Archive: 13th October 2015
Integral Powertrain is a leading powertrain engineering specialist which undertakes key design and development projects for OEMs and Tier 1 suppliers. The company also conducts a range of vehicle testing and benchmarking for manufacturers, regulators, and others.
Its real world fuel consumption testing, based on real driving emission (RDE) cycles, produces results that vary significantly from those obtained by testing in accordance with current laboratory certification requirements.
Chief Engineer, Chris Hames said “the problem is that the official drive cycles differ in many respects to real world conditions due to on road topography, traffic conditions, vehicle operation and motorists driving styles.”
The test results provide accurate vehicle performance, fuel consumption and emissions data, which can be used to investigate sensitivity to particular operating conditions, and compare operation under different drive cycles.

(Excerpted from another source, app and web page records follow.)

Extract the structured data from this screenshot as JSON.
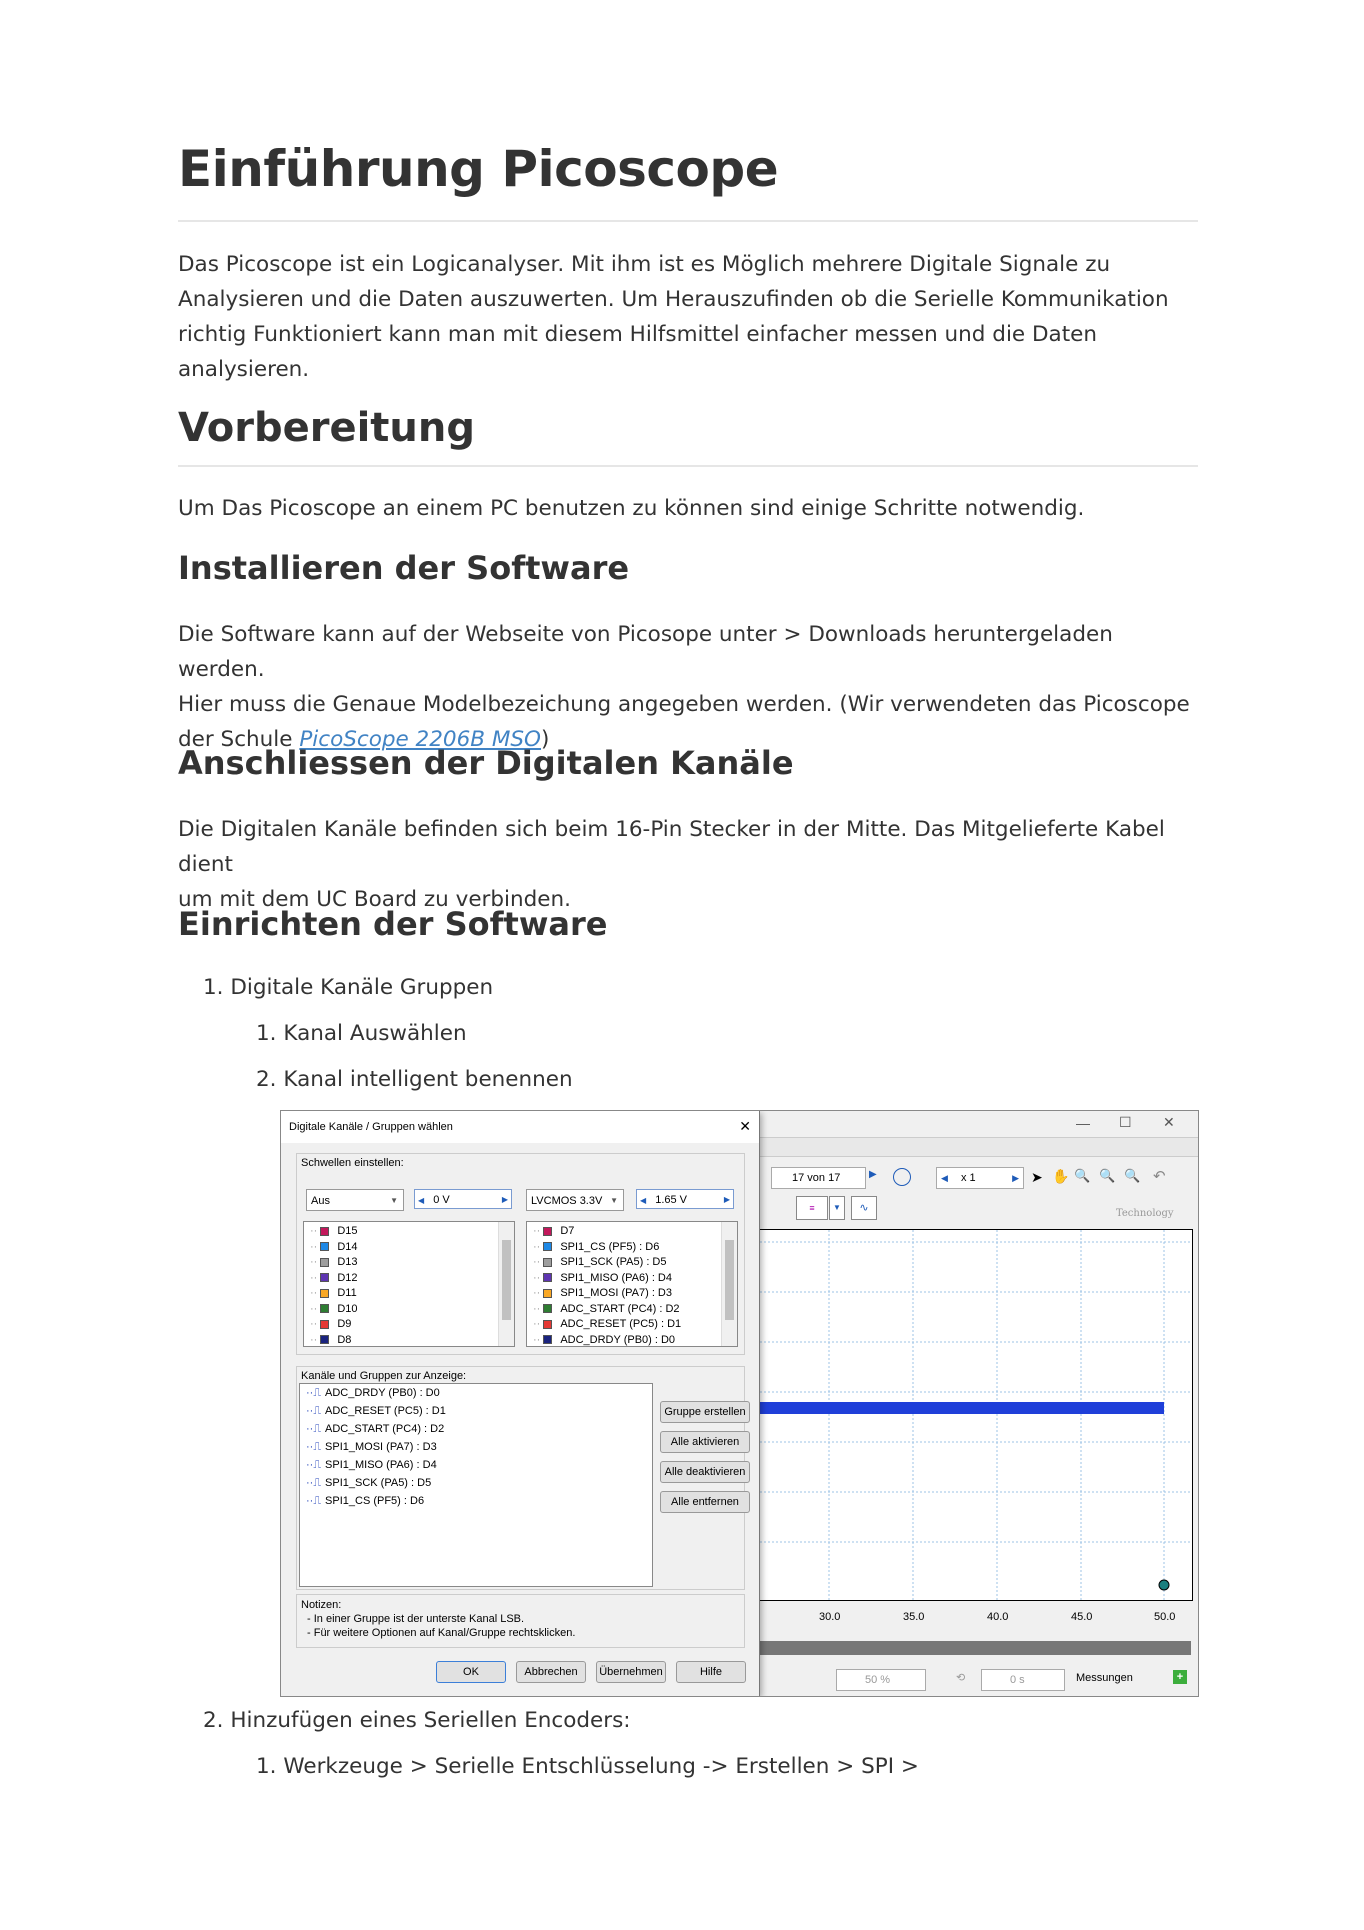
{
  "title": "Einführung Picoscope",
  "intro": [
    "Das Picoscope ist ein Logicanalyser. Mit ihm ist es Möglich mehrere Digitale Signale zu",
    "Analysieren und die Daten auszuwerten. Um Herauszufinden ob die Serielle Kommunikation",
    "richtig Funktioniert kann man mit diesem Hilfsmittel einfacher messen und die Daten",
    "analysieren."
  ],
  "section1": {
    "heading": "Vorbereitung",
    "text": "Um Das Picoscope an einem PC benutzen zu können sind einige Schritte notwendig."
  },
  "sub1": {
    "heading": "Installieren der Software",
    "line1": "Die Software kann auf der Webseite von Picosope unter > Downloads heruntergeladen werden.",
    "line2": "Hier muss die Genaue Modelbezeichung angegeben werden. (Wir verwendeten das Picoscope",
    "line3_pre": "der Schule ",
    "link": "PicoScope 2206B MSO",
    "line3_post": ")"
  },
  "sub2": {
    "heading": "Anschliessen der Digitalen Kanäle",
    "line1": "Die Digitalen Kanäle befinden sich beim 16-Pin Stecker in der Mitte. Das Mitgelieferte Kabel dient",
    "line2": "um mit dem UC Board zu verbinden."
  },
  "sub3": {
    "heading": "Einrichten der Software",
    "items": [
      {
        "num": "1.",
        "text": "Digitale Kanäle Gruppen"
      },
      {
        "num": "1.",
        "text": "Kanal Auswählen"
      },
      {
        "num": "2.",
        "text": "Kanal intelligent benennen"
      },
      {
        "num": "2.",
        "text": "Hinzufügen eines Seriellen Encoders:"
      },
      {
        "num": "1.",
        "text": "Werkzeuge > Serielle Entschlüsselung -> Erstellen > SPI >"
      }
    ]
  },
  "screenshot": {
    "dialog_title": "Digitale Kanäle / Gruppen wählen",
    "close_glyph": "✕",
    "thresholds_label": "Schwellen einstellen:",
    "combo_left": "Aus",
    "spin_left": "0 V",
    "combo_right": "LVCMOS 3.3V",
    "spin_right": "1.65 V",
    "left_channels": [
      {
        "label": "D15",
        "color": "#c2185b"
      },
      {
        "label": "D14",
        "color": "#1e88e5"
      },
      {
        "label": "D13",
        "color": "#9e9e9e"
      },
      {
        "label": "D12",
        "color": "#5e35b1"
      },
      {
        "label": "D11",
        "color": "#f9a825"
      },
      {
        "label": "D10",
        "color": "#2e7d32"
      },
      {
        "label": "D9",
        "color": "#e53935"
      },
      {
        "label": "D8",
        "color": "#1a237e"
      }
    ],
    "right_channels": [
      {
        "label": "D7",
        "color": "#c2185b"
      },
      {
        "label": "SPI1_CS (PF5) : D6",
        "color": "#1e88e5"
      },
      {
        "label": "SPI1_SCK (PA5) : D5",
        "color": "#9e9e9e"
      },
      {
        "label": "SPI1_MISO (PA6) : D4",
        "color": "#5e35b1"
      },
      {
        "label": "SPI1_MOSI (PA7) : D3",
        "color": "#f9a825"
      },
      {
        "label": "ADC_START (PC4) : D2",
        "color": "#2e7d32"
      },
      {
        "label": "ADC_RESET (PC5) : D1",
        "color": "#e53935"
      },
      {
        "label": "ADC_DRDY (PB0) : D0",
        "color": "#1a237e"
      }
    ],
    "groups_label": "Kanäle und Gruppen zur Anzeige:",
    "group_items": [
      "ADC_DRDY (PB0) : D0",
      "ADC_RESET (PC5) : D1",
      "ADC_START (PC4) : D2",
      "SPI1_MOSI (PA7) : D3",
      "SPI1_MISO (PA6) : D4",
      "SPI1_SCK (PA5) : D5",
      "SPI1_CS (PF5) : D6"
    ],
    "group_glyph": "⎍",
    "buttons_side": [
      "Gruppe erstellen",
      "Alle aktivieren",
      "Alle deaktivieren",
      "Alle entfernen"
    ],
    "notes_label": "Notizen:",
    "notes": [
      "- In einer Gruppe ist der unterste Kanal LSB.",
      "- Für weitere Optionen auf Kanal/Gruppe rechtsklicken."
    ],
    "buttons_bottom": [
      "OK",
      "Abbrechen",
      "Übernehmen",
      "Hilfe"
    ],
    "main_win": {
      "min_glyph": "—",
      "max_glyph": "☐",
      "close_glyph": "✕",
      "capture_count": "17 von 17",
      "zoom": "x 1",
      "logo_text": "Technology",
      "xticks": [
        "30.0",
        "35.0",
        "40.0",
        "45.0",
        "50.0"
      ],
      "status_percent": "50 %",
      "status_time": "0 s",
      "measurements": "Messungen",
      "plus_glyph": "+"
    }
  }
}
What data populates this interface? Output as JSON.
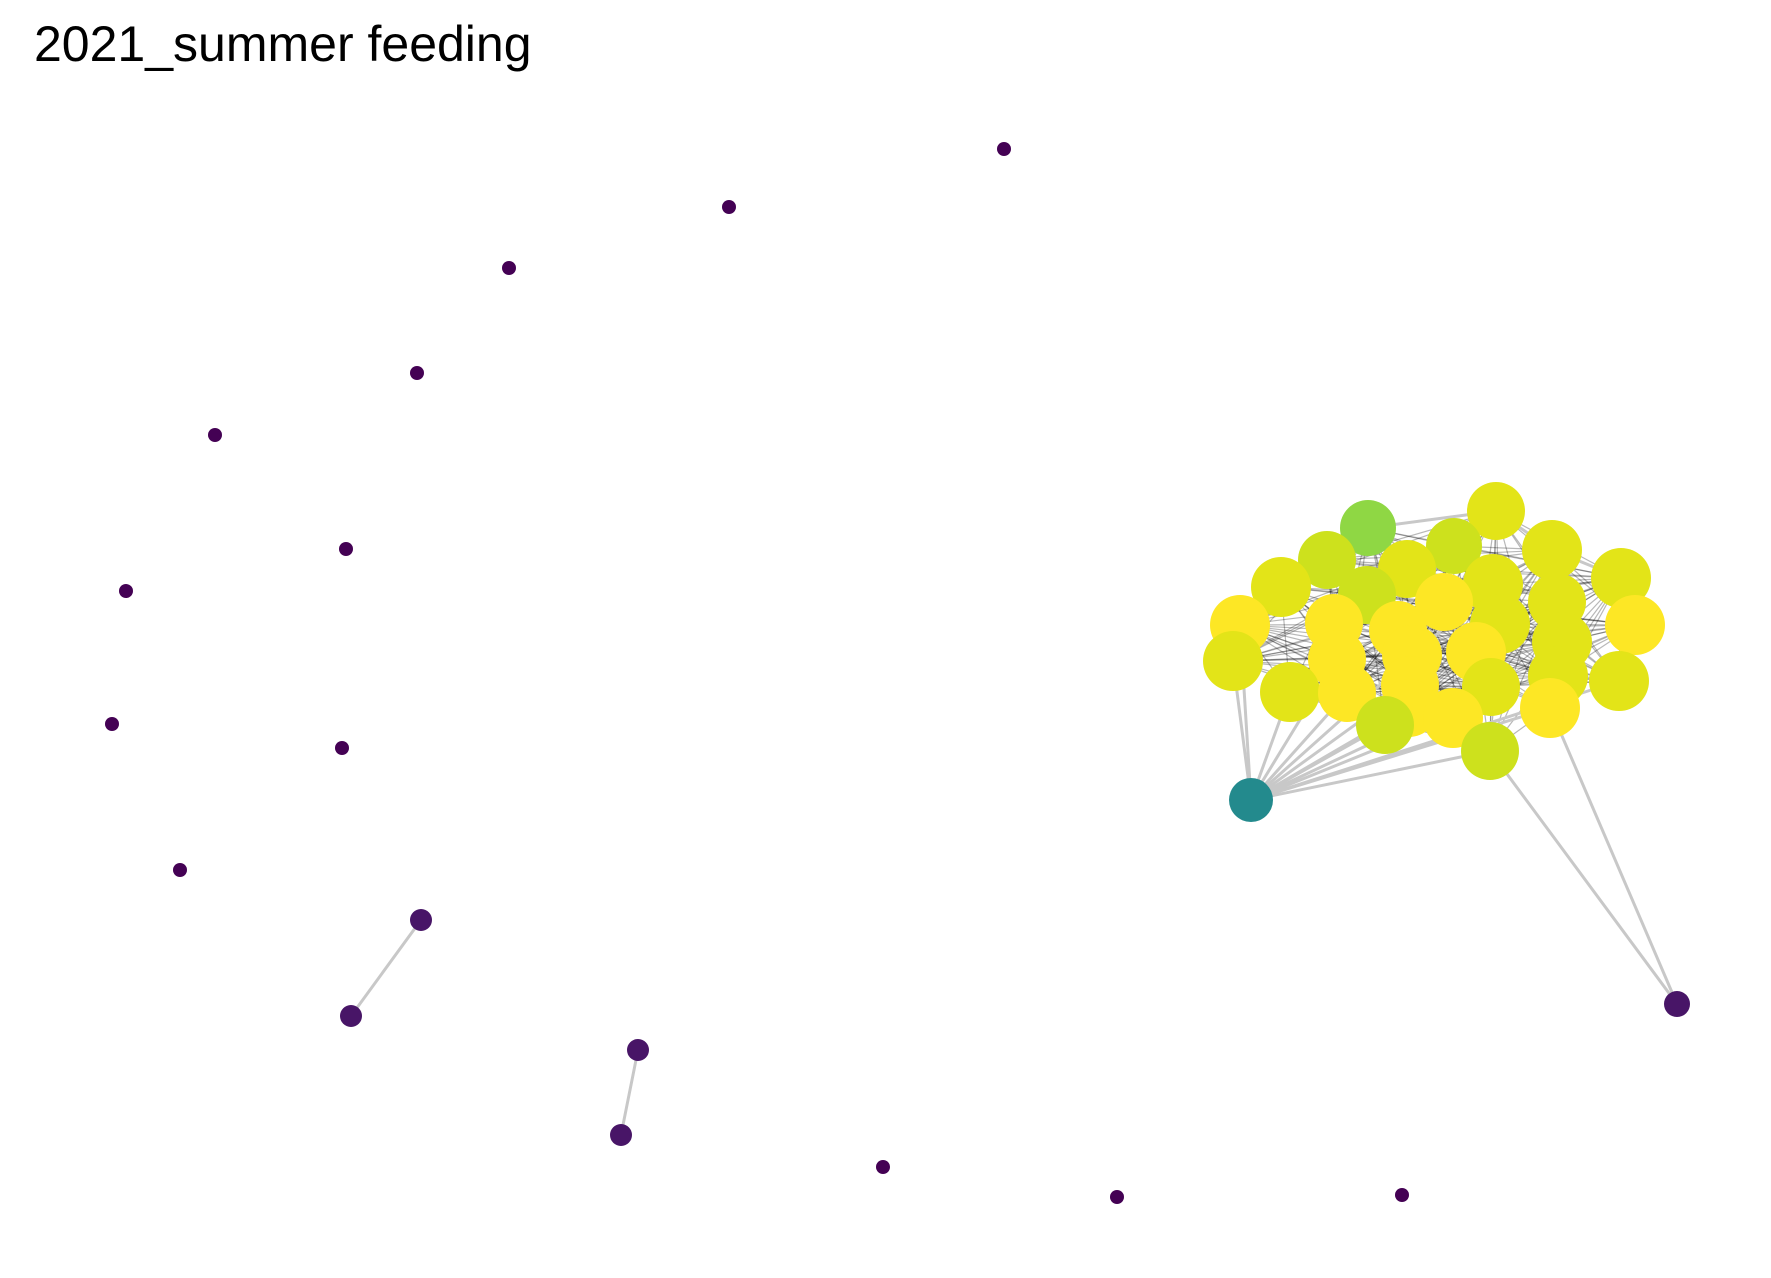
{
  "title": "2021_summer feeding",
  "colors": {
    "background": "#ffffff",
    "edge_light": "#c8c8c8",
    "edge_dense": "#000000",
    "isolated_node": "#440154",
    "paired_node": "#481567",
    "hub_teal": "#238a8d",
    "green": "#8fd744",
    "yellow_green": "#cde11d",
    "yellow_light": "#e3e418",
    "yellow": "#fde725"
  }
}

Portable Emissions Measurement Systems (PEMS) can also be used to develop accurate air quality models, by measuring vehicles and engines in real driving. Vehicle emissions databases can be developed and RDE testing could provide valuable benchmark data.
Latest EU6 light duty diesel vehicles have considerably lower CO2 and NOx emissions than last generation EU5 models. So more needs to be done to promote the achievements of the automotive industry and address public perception regarding real world emissions and fuel consumption. Manufacturers have to meet ever tighter emissions standards and consumer fuel consumption driven brand competition.
Integral Powertrain will be able to conduct road based PEMS testing or laboratory based regulatory testing to European NEDC, US EPA and World Harmonised WLTP standards. Testing can be conducted on passenger cars and vans.
The PEM System will measure CO, CO2, NMHC, NO, NO2 and particulates second by second, and is suitable for all fuels including diesel, petrol, LPG and natural gas with a test to test repeatability of less than 1% for fuel consumption and gaseous emissions.Back to Communication